RASCOE: In that speech in 1940, Churchill talked about how the United Kingdom would face many long months of struggle and suffering. This isn't the first time the U.S. has grappled with what to tell the public. Barry examined the 1918 flu epidemic for his bestselling book "The Great Influenza." Barry says back then, the government lied to Americans because they thought the truth would make the U.S. look weak during wartime.

BARRY: That ended up being counterproductive because all it did was spread real panic and a loss of trust.

RASCOE: And trust is what holds society together, Barry says.

BARRY: One of the reasons that chiefs need to tell the truth from the beginning is once you lose your credibility, it's very, very difficult to get back.

RASCOE: A new ABC/Ipsos poll shows the downside of Trump's strategy. Nearly six months after he told Woodward he prefers to play down the virus, only about a third of Americans trust what Trump has to say about the pandemic.

Ayesha Rascoe, NPR News.

(SOUNDBITE OF KYLE DIXON'S "KIDS") Transcript provided by NPR, Copyright NPR.

Ayesha Rascoe is a White House correspondent for NPR. She is currently covering her third presidential administration.
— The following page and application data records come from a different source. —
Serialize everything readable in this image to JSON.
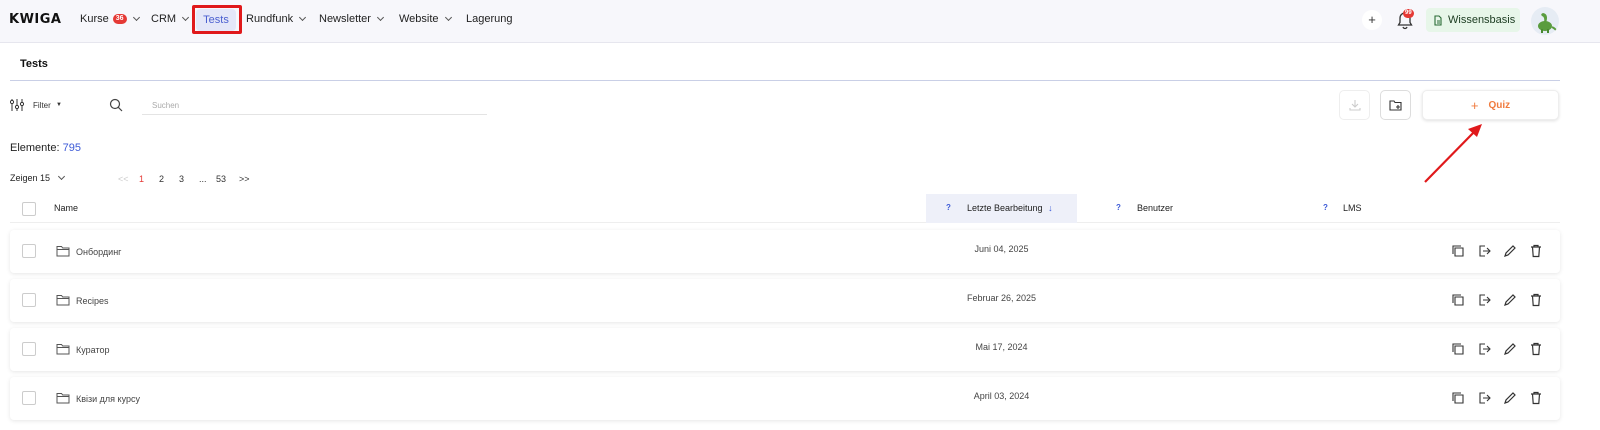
{
  "brand": {
    "logo": "KWIGA"
  },
  "nav": {
    "kurse": "Kurse",
    "kurse_badge": "36",
    "crm": "CRM",
    "tests": "Tests",
    "rundfunk": "Rundfunk",
    "newsletter": "Newsletter",
    "website": "Website",
    "lagerung": "Lagerung"
  },
  "header_right": {
    "plus": "+",
    "bell_badge": "99",
    "wissensbasis": "Wissensbasis"
  },
  "page": {
    "title": "Tests"
  },
  "toolbar": {
    "filter_label": "Filter",
    "search_placeholder": "Suchen",
    "quiz_label": "Quiz",
    "quiz_plus": "+"
  },
  "summary": {
    "label": "Elemente:",
    "count": "795"
  },
  "pager": {
    "show_label": "Zeigen 15",
    "first": "<<",
    "pages": [
      "1",
      "2",
      "3"
    ],
    "ellipsis": "...",
    "last_page": "53",
    "next": ">>"
  },
  "table": {
    "col_name": "Name",
    "col_help": "?",
    "col_last_edit": "Letzte Bearbeitung",
    "col_sort_arrow": "↓",
    "col_user": "Benutzer",
    "col_lms": "LMS",
    "rows": [
      {
        "name": "Онбординг",
        "date": "Juni 04, 2025"
      },
      {
        "name": "Recipes",
        "date": "Februar 26, 2025"
      },
      {
        "name": "Куратор",
        "date": "Mai 17, 2024"
      },
      {
        "name": "Квізи для курсу",
        "date": "April 03, 2024"
      }
    ]
  },
  "colors": {
    "accent": "#3c5ad7",
    "quiz": "#f07a3d",
    "highlight": "#e0191b",
    "active_page": "#e53935"
  }
}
Rascoe's White House coverage has included a number of high profile foreign trips, including President Trump's 2019 summit with North Korean leader Kim Jong Un in Hanoi, Vietnam, and President Obama's final NATO summit in Warsaw, Poland in 2016. As a part of the White House team, she's also a regular on the NPR Politics Podcast.